There is a federal law that requires mortgage lenders to give prospective buyers an itemized, "good-faith" estimate of their closing costs. Sometimes buyers arrive at the closing with this document in hand and proceed to question each item on the final closing statement that does not match the estimate exactly.

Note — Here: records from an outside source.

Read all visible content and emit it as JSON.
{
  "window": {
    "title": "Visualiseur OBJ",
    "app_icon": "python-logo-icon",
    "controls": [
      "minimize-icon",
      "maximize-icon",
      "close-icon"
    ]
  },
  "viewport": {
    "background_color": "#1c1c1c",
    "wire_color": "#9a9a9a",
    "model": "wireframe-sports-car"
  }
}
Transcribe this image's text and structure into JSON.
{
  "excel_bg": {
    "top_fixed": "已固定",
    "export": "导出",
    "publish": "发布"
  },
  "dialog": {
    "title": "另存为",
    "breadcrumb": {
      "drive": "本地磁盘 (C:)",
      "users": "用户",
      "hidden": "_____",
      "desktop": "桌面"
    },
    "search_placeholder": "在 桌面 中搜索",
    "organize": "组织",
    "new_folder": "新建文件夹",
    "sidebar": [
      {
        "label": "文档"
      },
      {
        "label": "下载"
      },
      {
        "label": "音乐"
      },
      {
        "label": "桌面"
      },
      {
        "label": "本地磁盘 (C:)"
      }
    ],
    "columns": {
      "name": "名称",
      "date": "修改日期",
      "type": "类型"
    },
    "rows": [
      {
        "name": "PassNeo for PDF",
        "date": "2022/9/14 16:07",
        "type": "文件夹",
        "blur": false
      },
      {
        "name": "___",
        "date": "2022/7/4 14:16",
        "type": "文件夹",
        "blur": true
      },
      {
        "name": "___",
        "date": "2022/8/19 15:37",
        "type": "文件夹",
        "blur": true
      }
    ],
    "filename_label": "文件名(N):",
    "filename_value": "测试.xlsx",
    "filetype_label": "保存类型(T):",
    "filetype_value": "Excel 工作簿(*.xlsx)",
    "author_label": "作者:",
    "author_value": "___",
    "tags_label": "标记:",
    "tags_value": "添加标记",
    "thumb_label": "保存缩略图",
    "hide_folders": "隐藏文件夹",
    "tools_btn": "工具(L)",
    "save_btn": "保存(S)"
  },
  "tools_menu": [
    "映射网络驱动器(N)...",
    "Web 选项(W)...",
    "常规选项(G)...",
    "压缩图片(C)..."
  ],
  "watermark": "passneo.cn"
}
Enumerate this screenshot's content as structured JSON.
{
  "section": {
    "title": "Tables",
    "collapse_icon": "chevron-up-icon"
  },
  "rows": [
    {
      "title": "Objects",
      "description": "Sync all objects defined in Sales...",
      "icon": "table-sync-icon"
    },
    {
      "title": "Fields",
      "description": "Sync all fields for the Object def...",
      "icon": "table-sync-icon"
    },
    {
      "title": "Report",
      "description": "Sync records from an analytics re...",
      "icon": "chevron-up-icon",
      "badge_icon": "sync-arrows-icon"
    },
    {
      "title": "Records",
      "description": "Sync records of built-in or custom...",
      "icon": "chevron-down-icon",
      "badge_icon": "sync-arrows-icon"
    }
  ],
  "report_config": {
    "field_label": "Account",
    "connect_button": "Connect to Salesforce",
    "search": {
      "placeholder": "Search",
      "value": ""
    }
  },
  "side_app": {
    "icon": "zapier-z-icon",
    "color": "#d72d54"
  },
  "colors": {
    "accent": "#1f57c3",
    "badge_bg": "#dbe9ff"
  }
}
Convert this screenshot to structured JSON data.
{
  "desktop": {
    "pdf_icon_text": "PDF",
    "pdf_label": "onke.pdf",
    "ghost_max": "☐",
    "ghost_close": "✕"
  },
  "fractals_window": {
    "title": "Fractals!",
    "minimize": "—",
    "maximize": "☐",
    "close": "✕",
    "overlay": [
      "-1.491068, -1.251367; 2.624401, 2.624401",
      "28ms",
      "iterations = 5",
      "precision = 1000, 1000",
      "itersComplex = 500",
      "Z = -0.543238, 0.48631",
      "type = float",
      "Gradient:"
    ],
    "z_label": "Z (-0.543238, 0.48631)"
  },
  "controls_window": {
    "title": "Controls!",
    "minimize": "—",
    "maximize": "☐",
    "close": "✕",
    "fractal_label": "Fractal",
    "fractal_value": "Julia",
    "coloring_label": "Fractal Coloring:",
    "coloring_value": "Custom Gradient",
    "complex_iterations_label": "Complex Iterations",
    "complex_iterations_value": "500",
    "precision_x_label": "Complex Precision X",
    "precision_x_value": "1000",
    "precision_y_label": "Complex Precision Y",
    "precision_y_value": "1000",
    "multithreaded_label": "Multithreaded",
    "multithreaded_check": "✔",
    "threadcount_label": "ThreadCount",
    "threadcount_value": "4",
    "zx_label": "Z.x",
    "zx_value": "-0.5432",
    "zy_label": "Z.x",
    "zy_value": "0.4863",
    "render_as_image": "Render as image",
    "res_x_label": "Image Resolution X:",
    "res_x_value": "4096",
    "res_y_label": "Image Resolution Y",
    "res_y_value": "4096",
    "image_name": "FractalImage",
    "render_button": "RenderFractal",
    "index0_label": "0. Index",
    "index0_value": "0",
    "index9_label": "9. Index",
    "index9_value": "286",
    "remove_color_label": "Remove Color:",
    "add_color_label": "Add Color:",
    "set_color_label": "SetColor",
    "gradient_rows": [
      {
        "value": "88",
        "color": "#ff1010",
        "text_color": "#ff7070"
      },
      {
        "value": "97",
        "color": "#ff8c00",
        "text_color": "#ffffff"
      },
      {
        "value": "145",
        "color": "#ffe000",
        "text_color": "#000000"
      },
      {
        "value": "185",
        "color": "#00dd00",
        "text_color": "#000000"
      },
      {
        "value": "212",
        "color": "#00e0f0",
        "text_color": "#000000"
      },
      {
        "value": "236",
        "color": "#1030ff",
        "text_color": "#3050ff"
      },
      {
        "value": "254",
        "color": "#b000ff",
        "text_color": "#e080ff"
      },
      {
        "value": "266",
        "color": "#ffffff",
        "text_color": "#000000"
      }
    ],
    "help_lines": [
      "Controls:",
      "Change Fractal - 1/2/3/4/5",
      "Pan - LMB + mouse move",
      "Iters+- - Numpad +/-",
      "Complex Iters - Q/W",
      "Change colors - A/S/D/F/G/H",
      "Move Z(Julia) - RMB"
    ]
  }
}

These "good-faith" estimates are just that--estimates. The lender's charges will be fairly accurate, but the charges for attorneys, termite inspections, title insurance, and other items that appear on the closing sheet may vary from the estimate. Some pro-rated items, such as taxes or homeowner's association fees, will also be different if you don't close on the date that was used to calculate the estimate. The purpose of the disclosure law is to give you a ball park figure of your closing costs. But the estimate you are given won't be to the penny--probably not even to the dollar!